English word Maundy comes from the Latin Mandatum which means command. And the
reason why Maundy Thursday is so called is because the church celebrates this
as the day in which Jesus gave his love command. What Jesus was in effect doing
was summarizing his entire life. In bending down to wash the feet of the
disciples in Jn 13:1-13, Jesus brings together all that he was, all that he is,
all that he does. With Jesus there was no dichotomy, there was no separation
between his being and his doing. Jesus did who he was. Jesus said what he did.
And so, on this Maundy Thursday we are called through this event of the washing
of the feet, to ask ourselves some serious questions, and the first of these is
“Is there a separation between my being and my doing?
I one of those persons who say one thing but does another? Or am I a person who
does not do what he says?
I a person who cannot be trusted to fulfil an obligation?
I a person who is known for not keeping his word? Another area that we can look
at, is the area of our conditional, of determined love?
my love barter exchange? Do I expect something in return for my love? Is my
relationship with people a matter of “you give me, I give you”? Is it a matter
of how much can I get out of this person rather than how much can I give?
Another theme that we can look upon during this reflection is the prophetic
gesture that Jesus performs when he washes the feet of the disciples. Many
interpret this gesture as an action of a slave. However, John is very clear
that the washing was not before the meal as slaves would do but when they were in the midst of the
meal. And even though Jesus knows that Judas is going to betray him, even
though Jesus knows that Peter is going to deny him, he washes their feet. And
this is what is prophetic about the gesture. First, that it was done after the
meal had begun, something totally unexpected, and second, that he could wash
the feet of the betrayer, of a denier and of the others who ran away. So there
was nothing within the disciples that would have prompted anyone to wash their
feet; there was nothing within the disciples that would have made anyone reach
out to them. It was what was in Jesus
that made him even to look at the disciples with the eyes, the heart, the mind,
of love. And even as he washed the feet of Judas and Peter, he was loving,
forgiving and accepting them. This is the true meaning of forgiveness; it is
the true meaning of love, it is the true meaning of Maundy Thursday.
If Jesus was able to bring together his being and his doing, his word and his
action, I need to ask myself whether I can do that myself. If Jesus was able to
love unconditionally, expecting nothing in return, I need to ask myself whether

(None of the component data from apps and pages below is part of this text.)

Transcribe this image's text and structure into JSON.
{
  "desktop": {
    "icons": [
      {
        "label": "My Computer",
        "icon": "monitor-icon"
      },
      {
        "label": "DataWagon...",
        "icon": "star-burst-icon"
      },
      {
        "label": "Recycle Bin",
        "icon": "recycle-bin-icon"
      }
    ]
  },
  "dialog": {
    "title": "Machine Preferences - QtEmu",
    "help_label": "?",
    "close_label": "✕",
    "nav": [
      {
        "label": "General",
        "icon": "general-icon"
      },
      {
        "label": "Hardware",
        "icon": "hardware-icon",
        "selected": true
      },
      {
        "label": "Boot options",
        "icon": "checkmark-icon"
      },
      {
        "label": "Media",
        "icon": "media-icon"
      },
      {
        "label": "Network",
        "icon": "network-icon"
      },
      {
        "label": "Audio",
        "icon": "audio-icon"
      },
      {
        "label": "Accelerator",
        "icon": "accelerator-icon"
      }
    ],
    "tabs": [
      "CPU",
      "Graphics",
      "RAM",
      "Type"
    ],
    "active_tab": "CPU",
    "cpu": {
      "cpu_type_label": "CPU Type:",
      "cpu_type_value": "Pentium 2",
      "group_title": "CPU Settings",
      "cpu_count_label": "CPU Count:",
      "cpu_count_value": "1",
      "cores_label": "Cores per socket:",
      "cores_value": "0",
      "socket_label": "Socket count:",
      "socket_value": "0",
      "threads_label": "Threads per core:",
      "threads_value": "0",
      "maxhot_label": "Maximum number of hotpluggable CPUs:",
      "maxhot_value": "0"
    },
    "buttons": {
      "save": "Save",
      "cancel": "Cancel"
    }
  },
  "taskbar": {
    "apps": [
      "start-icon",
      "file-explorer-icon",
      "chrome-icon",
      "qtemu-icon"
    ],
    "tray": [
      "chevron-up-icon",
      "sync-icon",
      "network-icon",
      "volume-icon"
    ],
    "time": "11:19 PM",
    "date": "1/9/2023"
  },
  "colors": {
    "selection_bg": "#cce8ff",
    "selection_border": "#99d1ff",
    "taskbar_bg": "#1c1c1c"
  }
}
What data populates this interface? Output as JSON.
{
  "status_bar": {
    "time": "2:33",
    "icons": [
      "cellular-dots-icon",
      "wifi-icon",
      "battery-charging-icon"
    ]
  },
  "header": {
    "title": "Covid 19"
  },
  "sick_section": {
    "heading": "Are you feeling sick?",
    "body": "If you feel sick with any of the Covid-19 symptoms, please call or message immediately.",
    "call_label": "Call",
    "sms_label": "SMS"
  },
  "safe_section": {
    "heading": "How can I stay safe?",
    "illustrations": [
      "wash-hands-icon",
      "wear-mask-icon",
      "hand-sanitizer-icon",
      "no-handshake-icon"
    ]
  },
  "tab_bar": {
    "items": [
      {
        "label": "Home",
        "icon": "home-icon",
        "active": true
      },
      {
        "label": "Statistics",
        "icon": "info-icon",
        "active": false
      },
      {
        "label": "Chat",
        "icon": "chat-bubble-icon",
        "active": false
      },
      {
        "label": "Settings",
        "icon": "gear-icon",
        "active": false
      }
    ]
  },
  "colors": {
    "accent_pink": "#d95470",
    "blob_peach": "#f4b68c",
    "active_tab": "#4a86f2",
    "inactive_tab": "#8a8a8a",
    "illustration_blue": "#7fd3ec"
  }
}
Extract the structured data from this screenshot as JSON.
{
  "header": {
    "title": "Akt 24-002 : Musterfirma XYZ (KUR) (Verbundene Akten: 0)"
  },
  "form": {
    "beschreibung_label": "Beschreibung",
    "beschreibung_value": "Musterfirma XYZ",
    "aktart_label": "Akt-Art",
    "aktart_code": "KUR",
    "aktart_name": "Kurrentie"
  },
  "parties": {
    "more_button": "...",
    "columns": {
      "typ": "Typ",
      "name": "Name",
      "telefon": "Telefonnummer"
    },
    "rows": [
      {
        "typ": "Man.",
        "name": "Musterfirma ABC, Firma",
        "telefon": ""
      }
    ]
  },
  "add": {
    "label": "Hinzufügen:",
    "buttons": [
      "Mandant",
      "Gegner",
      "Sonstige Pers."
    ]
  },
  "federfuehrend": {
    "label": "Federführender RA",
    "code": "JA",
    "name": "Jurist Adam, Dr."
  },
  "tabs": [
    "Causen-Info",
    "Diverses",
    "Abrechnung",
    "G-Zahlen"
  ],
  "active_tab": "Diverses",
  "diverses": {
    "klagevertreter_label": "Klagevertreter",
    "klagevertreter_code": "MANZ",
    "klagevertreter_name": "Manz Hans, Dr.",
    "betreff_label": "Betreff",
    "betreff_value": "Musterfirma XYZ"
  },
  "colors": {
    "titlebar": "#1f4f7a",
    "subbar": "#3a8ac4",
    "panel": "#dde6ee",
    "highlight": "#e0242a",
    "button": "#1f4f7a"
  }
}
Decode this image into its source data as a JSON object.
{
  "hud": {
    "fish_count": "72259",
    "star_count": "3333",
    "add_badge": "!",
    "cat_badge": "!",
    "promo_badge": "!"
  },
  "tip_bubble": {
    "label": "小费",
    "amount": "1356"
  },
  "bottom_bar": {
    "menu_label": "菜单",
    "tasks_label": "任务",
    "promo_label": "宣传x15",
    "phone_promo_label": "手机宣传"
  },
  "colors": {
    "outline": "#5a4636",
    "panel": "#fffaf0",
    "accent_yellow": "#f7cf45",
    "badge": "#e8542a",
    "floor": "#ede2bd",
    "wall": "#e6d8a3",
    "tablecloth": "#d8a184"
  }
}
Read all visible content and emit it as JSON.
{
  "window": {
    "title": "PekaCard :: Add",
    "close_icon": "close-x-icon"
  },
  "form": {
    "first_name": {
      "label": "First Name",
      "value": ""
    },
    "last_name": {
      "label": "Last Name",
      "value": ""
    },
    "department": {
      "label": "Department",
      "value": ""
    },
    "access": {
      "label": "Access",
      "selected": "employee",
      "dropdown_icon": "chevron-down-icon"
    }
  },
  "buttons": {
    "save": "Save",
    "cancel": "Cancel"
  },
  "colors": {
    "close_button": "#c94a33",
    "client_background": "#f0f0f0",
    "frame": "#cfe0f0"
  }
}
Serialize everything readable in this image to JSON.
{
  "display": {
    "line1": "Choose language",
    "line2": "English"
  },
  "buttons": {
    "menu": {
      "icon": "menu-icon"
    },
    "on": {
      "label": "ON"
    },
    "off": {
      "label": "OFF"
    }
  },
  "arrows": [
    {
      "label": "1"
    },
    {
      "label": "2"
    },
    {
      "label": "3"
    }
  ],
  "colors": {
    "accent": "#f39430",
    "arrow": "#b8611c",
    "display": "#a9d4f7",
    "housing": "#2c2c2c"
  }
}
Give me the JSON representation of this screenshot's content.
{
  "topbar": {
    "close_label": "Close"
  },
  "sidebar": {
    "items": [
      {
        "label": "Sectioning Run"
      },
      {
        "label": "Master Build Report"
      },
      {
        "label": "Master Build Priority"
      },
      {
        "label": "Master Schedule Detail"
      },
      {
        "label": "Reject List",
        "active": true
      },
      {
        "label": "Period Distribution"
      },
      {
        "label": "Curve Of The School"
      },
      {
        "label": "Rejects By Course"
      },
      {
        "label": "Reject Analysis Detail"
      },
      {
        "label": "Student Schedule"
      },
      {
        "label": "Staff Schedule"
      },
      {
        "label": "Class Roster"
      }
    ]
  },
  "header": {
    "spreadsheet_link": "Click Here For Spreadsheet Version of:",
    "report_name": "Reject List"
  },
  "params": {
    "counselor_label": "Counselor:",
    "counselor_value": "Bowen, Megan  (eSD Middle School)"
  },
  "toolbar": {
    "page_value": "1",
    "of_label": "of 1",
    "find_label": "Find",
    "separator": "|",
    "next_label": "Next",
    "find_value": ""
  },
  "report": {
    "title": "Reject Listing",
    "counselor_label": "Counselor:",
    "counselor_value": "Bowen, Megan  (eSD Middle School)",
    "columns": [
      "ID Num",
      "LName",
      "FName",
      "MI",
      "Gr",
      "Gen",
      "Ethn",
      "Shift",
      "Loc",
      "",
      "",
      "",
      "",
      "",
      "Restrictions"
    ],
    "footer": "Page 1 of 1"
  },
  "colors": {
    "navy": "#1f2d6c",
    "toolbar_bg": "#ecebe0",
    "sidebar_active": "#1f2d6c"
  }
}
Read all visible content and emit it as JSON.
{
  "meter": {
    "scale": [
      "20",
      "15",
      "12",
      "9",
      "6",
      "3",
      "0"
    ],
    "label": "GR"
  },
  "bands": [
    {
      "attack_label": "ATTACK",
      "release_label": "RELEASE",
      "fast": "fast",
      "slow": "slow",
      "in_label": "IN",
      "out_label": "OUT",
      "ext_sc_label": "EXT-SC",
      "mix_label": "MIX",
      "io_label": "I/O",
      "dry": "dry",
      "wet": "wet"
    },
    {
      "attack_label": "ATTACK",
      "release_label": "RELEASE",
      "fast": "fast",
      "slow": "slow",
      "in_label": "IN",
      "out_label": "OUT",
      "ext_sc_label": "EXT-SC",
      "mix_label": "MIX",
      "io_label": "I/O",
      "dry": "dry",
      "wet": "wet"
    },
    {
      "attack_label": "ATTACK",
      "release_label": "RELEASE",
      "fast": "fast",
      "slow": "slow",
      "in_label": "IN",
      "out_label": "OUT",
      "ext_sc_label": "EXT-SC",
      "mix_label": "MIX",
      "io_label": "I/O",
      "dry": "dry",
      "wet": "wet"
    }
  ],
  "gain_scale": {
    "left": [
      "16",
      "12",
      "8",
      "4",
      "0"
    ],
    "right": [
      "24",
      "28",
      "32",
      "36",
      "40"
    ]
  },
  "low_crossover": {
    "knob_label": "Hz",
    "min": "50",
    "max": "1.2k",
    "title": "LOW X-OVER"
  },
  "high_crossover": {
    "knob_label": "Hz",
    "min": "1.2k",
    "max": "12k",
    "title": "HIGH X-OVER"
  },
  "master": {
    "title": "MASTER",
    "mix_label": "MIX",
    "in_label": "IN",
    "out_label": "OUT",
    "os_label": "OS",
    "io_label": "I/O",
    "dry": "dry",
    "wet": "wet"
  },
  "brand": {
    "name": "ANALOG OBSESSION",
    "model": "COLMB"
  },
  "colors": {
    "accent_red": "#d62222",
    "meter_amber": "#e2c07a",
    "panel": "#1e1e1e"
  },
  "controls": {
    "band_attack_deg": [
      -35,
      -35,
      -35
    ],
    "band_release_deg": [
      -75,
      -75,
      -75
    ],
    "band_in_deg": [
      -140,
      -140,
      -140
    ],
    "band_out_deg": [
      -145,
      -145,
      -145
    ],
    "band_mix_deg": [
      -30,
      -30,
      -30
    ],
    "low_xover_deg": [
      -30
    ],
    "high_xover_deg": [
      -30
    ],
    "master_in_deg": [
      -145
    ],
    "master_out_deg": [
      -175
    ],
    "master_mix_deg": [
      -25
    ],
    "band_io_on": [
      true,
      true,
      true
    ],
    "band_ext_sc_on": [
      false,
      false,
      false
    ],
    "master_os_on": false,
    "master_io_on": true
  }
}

I’m capable of such love. If Jesus was able to love, forgive, and accept and
pardon even those who he knew would reject him, deny him, betray him, am I
capable of such forgiveness and acceptance? This is the theme of the life of
Jesus, of the ministry of Jesus and of what Jesus is calling us to do before we
enter, to reflect on his passion. And we need to ask ourselves what have I done
for Christ, what am I doing for Christ, what ought I do for Christ?
this time and before we can enter the passion proper, our hearts, our minds,
our whole being must get ready for this challenge. In the gospel of Lk 9:57-62,
we read about the would be disciples of Jesus, those who had the intention, may
be even the desire of following, but those who had excuses ready why they could
not follow. Am I like those would be disciples, am I like those who are ready
with an excuse why I cannot love or cannot forgive, am I like those who are
ready in fact that being and doing do not coincide and so can find an excuse.
Or am I going to rise up to that challenge of Jesus who invites me today to
take up your cross and follow him. And even as I spoke about love and
forgiveness, I want to speak about your own love and forgiveness; I want to
speak about your own love for your husband or your wife, for your children or
parents, for your neighbour or your colleague, and I would like to ask you whether your love is unconditional or whether it can be termed barter exchange.
A very good way to find that out is to ask yourself this question – Do I
love this person? Is it because of an obligation, is it because of a duty, is
it because many years ago I made a commitment in the church, and so now I have
to stick to that commitment? If that is the case, then it is very likely that your
love is a barter exchange. But, if your love is without any kind of wanting
from the other person then it can be like the love of Jesus.
And even as you
are unable to forgive, I would like to direct your attention to this beautiful
scene, and picture in your mind’s eye of Jesus washing the feet of Judas,
looking at him possibly, looking at his eyes and seeing in there the betrayal,
and yet having the ability to wash his feet and forgive. If you can think,
reflect, pray and know in your heart that you are capable of such love, then
you can enter with the Lord into his passion.